───── DATA FOR THIS EXERCISE ─────

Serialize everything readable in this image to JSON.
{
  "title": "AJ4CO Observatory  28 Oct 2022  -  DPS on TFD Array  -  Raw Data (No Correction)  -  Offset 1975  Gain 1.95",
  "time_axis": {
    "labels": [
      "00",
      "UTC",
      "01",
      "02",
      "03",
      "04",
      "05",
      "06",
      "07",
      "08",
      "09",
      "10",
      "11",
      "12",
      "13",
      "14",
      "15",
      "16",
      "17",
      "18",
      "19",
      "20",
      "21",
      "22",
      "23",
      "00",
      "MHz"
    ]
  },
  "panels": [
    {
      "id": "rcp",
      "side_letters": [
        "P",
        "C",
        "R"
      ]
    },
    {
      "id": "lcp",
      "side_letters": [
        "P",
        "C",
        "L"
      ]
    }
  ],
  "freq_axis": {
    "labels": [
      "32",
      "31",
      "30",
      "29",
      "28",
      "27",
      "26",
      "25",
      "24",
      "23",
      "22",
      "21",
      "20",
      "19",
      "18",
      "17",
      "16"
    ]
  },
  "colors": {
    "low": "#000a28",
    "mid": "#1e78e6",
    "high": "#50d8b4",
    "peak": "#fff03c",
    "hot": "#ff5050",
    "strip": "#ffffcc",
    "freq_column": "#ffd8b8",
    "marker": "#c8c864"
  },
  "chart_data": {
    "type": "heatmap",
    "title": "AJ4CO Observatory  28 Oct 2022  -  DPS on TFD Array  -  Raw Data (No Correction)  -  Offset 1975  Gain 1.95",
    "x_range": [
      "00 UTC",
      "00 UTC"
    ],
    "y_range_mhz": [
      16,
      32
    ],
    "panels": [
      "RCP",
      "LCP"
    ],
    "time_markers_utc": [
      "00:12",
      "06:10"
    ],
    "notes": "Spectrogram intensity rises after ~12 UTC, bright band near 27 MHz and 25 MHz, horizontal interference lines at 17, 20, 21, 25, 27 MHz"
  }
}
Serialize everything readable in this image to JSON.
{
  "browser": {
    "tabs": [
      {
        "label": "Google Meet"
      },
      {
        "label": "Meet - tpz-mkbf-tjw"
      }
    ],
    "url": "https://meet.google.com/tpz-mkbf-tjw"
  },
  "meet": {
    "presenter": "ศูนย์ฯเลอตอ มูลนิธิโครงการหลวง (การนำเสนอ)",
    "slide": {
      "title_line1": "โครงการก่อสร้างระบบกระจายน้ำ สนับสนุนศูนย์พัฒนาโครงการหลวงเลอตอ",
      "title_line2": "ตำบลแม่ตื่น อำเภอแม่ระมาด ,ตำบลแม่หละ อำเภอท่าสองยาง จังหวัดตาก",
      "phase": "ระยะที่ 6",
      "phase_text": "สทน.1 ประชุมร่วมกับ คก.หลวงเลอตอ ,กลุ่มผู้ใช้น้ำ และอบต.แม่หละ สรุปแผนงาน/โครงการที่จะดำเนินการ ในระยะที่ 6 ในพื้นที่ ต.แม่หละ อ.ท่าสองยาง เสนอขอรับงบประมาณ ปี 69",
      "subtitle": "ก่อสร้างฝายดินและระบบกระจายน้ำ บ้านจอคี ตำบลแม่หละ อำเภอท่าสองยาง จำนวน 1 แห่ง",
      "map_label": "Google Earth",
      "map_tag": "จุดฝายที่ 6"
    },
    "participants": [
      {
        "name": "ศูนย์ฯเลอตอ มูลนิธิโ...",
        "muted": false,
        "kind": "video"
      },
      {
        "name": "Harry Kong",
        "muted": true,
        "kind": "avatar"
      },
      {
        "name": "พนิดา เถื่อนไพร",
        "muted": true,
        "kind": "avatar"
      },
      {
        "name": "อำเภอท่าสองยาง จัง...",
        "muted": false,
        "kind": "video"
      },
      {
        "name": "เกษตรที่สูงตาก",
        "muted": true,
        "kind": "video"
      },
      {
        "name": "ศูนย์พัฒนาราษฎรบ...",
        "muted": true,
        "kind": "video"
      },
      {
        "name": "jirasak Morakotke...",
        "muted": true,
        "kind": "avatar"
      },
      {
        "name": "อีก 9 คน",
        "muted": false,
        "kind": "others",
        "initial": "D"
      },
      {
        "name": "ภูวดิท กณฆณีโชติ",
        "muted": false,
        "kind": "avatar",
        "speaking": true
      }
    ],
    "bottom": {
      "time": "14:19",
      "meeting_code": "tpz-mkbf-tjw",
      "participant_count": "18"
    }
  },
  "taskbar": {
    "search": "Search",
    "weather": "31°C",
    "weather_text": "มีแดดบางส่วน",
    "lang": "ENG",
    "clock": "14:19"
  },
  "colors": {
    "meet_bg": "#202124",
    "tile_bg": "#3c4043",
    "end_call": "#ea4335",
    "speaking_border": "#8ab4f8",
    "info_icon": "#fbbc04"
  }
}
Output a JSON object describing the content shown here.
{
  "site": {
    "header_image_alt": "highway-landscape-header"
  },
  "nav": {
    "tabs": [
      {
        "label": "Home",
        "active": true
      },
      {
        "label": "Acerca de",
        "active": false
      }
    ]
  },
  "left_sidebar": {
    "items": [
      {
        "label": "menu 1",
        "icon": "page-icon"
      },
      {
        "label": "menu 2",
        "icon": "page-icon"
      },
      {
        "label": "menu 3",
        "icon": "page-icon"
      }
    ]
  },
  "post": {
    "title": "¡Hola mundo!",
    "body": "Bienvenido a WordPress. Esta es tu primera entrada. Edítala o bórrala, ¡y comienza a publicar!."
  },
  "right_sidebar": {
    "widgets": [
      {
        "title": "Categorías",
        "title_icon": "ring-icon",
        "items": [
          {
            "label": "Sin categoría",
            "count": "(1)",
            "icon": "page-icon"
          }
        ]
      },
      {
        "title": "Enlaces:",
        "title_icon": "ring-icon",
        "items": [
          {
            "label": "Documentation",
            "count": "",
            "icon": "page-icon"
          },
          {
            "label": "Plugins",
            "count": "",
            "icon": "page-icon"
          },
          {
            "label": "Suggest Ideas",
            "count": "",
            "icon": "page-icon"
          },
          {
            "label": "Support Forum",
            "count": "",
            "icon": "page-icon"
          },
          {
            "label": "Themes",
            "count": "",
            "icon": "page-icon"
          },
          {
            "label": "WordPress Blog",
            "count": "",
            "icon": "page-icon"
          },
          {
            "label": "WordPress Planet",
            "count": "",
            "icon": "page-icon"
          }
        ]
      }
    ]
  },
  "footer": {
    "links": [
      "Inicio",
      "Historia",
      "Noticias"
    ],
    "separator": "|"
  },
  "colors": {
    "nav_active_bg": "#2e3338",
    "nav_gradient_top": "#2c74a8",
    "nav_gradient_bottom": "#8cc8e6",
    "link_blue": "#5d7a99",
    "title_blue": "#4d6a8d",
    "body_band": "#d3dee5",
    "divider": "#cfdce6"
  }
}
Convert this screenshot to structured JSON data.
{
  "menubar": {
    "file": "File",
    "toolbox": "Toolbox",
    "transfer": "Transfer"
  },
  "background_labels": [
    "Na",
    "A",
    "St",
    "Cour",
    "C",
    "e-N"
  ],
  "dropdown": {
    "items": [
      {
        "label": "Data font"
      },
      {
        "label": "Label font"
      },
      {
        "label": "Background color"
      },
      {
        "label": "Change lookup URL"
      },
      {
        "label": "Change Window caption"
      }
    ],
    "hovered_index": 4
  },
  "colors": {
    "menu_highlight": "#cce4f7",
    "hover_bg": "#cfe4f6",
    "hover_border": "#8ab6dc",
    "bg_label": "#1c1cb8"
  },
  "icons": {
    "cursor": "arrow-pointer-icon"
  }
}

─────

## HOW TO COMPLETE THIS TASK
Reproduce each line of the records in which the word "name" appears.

## EXPECTED ANSWER
        "name": "ศูนย์ฯเลอตอ มูลนิธิโ...",
        "name": "Harry Kong",
        "name": "พนิดา เถื่อนไพร",
        "name": "อำเภอท่าสองยาง จัง...",
        "name": "เกษตรที่สูงตาก",
        "name": "ศูนย์พัฒนาราษฎรบ...",
        "name": "jirasak Morakotke...",
        "name": "อีก 9 คน",
        "name": "ภูวดิท กณฆณีโชติ",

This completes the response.